For context, ProPublica briefly refreshes the mostly-forgotten history of the origins of workers’ comp – the grand bargain arising out of the age of early industrialization that caused grisly, incapacitating injuries whereby workers surrendered their, often illusory, right to sue their employers in return for the limited but certain remedies of workers’ compensation. Fifty years after most states had enacted workers’ comp laws, a federal commission convened by President Richard Nixon reviewed the state of the laws, found them “inadequate and inequitable,” and made an extensive list of recommendations. The commission advised Congress to mandate 19 of the recommendations as minimum standards, and for a period of time the national state of workers’ comp laws improved.

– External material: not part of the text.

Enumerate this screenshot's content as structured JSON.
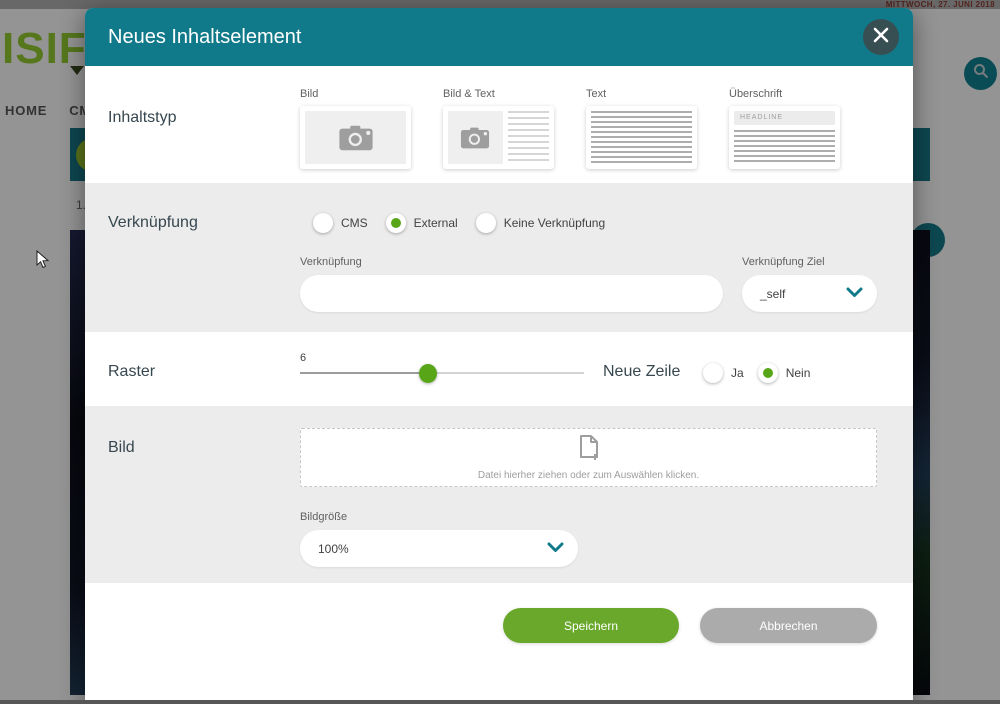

But about twenty years ago, the rising conservative tide in the states initiated a new era of cutbacks, to the point that, according to ProPublica, only seven states now follow at least fifteen of the commission’s recommendations.
The ProPublica report details several shocking examples of how workers’ comp, shrunken as a remedy by the chambers of commerce whose representatives often write the “reform” legislation in the various states, is failing the American worker. It cites a study by a University of California health economist who estimates that workers’ comp covered less than a third of injured workers’ medical costs and lost earnings in 2007.
In the summer of 2014 a Florida judge ruled that the state’s workers’ comp benefits had been decimated to such an extent, and that the comp law failed so miserably as to safety, health, welfare and morals, that it had become “unconstitutional.” That would mean the end of the “grand bargain” in that state and the restoration of the right of workers to sue their employers. One hundred years after the enactment of the first workers’ comp laws, we may be standing on the precipice of a new era of worker rights for the consequences of workplace injury and disease.
Graphic credit: Matt Rota for ProPublica